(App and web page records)
[Start of section]

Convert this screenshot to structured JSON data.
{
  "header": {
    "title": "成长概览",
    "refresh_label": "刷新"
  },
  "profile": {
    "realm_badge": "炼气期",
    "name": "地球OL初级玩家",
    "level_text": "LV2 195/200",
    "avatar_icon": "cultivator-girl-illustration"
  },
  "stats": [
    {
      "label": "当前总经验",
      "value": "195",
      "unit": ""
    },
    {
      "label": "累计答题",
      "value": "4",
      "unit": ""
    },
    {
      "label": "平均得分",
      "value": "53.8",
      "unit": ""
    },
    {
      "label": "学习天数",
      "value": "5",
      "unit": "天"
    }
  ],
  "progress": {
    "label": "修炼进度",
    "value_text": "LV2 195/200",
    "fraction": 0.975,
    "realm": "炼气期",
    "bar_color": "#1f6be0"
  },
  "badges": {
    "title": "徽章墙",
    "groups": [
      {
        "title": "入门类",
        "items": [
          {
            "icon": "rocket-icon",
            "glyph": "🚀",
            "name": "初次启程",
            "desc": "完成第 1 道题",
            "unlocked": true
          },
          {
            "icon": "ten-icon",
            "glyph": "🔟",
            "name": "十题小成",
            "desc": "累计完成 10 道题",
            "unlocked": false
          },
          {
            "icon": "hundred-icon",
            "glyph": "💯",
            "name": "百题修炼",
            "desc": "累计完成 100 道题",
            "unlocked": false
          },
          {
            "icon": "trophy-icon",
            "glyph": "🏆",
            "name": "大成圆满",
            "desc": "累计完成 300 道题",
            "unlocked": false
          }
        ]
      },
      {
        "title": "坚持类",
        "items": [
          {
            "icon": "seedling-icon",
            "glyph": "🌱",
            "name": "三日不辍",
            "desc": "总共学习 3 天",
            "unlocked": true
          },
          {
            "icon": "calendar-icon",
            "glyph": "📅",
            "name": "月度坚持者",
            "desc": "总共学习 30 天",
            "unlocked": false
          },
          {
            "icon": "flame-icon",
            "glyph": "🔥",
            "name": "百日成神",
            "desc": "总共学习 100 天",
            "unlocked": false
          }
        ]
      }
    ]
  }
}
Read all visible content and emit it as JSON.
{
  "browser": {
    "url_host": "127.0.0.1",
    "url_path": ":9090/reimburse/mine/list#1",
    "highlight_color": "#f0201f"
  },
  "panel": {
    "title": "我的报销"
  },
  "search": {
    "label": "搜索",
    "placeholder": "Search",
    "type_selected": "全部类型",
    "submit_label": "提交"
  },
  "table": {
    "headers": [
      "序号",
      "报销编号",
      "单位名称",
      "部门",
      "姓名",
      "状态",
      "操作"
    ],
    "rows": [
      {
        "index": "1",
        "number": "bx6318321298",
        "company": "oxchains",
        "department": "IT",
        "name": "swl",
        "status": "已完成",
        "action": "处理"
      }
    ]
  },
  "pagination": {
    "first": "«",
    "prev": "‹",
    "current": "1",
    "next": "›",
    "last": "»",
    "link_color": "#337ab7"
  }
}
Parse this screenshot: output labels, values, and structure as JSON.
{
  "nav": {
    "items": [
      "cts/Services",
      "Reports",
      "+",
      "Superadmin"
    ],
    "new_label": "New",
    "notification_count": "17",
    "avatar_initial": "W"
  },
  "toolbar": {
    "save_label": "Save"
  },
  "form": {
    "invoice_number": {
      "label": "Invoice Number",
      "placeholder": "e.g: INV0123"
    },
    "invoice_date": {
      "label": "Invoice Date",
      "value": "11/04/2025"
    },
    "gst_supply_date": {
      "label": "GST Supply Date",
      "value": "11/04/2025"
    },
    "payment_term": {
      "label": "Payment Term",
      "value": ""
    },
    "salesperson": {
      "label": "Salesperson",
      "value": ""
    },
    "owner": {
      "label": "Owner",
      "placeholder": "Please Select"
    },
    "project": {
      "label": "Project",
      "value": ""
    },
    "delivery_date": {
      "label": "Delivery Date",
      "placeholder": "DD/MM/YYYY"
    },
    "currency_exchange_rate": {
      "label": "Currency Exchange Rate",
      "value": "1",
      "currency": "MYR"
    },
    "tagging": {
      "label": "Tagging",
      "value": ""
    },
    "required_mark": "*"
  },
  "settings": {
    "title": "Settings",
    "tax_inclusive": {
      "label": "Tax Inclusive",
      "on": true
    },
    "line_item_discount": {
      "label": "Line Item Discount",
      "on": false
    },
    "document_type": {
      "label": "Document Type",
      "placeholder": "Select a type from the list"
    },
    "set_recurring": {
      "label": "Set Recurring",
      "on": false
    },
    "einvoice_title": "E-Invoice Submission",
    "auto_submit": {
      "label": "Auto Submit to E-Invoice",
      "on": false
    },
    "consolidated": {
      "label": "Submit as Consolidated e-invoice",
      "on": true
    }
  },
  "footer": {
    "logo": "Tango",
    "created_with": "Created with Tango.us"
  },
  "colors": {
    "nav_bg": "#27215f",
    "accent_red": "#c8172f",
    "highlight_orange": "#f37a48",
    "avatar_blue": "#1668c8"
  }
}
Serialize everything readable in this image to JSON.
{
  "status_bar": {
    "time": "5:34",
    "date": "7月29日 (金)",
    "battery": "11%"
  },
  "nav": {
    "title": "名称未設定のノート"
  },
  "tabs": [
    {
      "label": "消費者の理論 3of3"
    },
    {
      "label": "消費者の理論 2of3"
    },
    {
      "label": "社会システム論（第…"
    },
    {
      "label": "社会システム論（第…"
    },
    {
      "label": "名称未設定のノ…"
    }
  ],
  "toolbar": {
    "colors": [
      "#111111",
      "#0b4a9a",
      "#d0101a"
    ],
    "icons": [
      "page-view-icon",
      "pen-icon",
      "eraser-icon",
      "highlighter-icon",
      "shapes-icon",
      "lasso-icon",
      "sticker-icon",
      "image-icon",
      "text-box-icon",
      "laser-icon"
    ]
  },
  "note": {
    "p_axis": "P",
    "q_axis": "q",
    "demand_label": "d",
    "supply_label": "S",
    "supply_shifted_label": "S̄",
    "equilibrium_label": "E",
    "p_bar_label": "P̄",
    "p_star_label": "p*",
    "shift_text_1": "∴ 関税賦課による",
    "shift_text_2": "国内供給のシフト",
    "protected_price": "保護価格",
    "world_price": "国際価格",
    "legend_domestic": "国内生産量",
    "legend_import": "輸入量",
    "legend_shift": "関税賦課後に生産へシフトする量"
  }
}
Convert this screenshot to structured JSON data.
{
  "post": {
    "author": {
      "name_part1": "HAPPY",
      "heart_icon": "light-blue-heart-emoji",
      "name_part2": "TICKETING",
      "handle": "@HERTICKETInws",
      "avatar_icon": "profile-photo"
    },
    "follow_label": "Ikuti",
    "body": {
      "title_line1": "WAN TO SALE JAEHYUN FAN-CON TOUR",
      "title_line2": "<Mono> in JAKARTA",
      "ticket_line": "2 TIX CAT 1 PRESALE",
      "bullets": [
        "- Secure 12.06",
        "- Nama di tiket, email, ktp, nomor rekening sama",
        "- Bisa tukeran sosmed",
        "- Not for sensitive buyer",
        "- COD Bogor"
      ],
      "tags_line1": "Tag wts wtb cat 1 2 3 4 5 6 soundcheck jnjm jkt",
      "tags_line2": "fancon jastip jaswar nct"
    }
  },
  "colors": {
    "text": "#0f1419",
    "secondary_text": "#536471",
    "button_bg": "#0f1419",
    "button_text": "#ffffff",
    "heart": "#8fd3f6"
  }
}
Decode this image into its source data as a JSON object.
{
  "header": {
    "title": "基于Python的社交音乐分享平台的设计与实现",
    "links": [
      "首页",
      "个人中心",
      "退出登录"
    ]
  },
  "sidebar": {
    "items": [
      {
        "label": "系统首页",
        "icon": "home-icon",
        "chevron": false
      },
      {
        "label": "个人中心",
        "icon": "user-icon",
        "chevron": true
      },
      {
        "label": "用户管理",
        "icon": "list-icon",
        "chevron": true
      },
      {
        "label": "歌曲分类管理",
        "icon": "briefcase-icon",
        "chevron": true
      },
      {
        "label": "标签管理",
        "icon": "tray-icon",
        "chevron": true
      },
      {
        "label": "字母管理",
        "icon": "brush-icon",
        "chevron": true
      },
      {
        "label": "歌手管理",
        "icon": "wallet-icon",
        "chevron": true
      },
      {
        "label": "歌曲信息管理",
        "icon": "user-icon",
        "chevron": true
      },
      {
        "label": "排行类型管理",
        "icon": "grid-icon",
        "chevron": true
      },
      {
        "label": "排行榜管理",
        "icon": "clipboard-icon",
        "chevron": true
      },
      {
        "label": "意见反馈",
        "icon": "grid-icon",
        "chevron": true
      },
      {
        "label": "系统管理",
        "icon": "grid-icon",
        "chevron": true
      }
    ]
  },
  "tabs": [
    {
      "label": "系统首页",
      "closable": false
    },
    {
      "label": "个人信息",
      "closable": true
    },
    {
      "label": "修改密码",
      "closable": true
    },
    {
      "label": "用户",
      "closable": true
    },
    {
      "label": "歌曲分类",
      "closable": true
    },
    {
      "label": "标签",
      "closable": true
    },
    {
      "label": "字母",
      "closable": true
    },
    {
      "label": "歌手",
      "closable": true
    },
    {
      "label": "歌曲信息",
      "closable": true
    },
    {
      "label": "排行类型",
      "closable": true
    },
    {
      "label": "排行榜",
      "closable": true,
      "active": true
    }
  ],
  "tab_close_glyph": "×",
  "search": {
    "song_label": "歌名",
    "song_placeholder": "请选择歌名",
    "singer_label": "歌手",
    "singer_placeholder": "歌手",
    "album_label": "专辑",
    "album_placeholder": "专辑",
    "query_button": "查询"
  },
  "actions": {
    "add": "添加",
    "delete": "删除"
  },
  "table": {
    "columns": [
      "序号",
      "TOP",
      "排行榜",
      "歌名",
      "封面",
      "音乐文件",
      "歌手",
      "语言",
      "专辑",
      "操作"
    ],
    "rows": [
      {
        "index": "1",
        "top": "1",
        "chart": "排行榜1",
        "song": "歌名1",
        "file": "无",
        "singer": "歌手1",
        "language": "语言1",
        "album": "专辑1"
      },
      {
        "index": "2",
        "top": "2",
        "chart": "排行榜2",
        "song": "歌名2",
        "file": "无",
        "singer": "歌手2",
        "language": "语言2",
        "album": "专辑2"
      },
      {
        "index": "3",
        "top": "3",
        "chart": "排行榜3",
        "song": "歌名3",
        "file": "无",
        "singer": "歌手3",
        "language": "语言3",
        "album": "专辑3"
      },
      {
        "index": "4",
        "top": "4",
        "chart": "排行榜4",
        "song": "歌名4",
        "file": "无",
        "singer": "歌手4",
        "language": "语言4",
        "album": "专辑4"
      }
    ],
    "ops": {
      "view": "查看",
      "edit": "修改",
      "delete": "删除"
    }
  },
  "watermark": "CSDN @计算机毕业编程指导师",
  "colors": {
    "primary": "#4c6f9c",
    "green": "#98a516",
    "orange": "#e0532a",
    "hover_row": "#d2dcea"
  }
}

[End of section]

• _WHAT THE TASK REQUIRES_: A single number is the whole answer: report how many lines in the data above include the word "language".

• _EXERCISE SOLUTION_: 4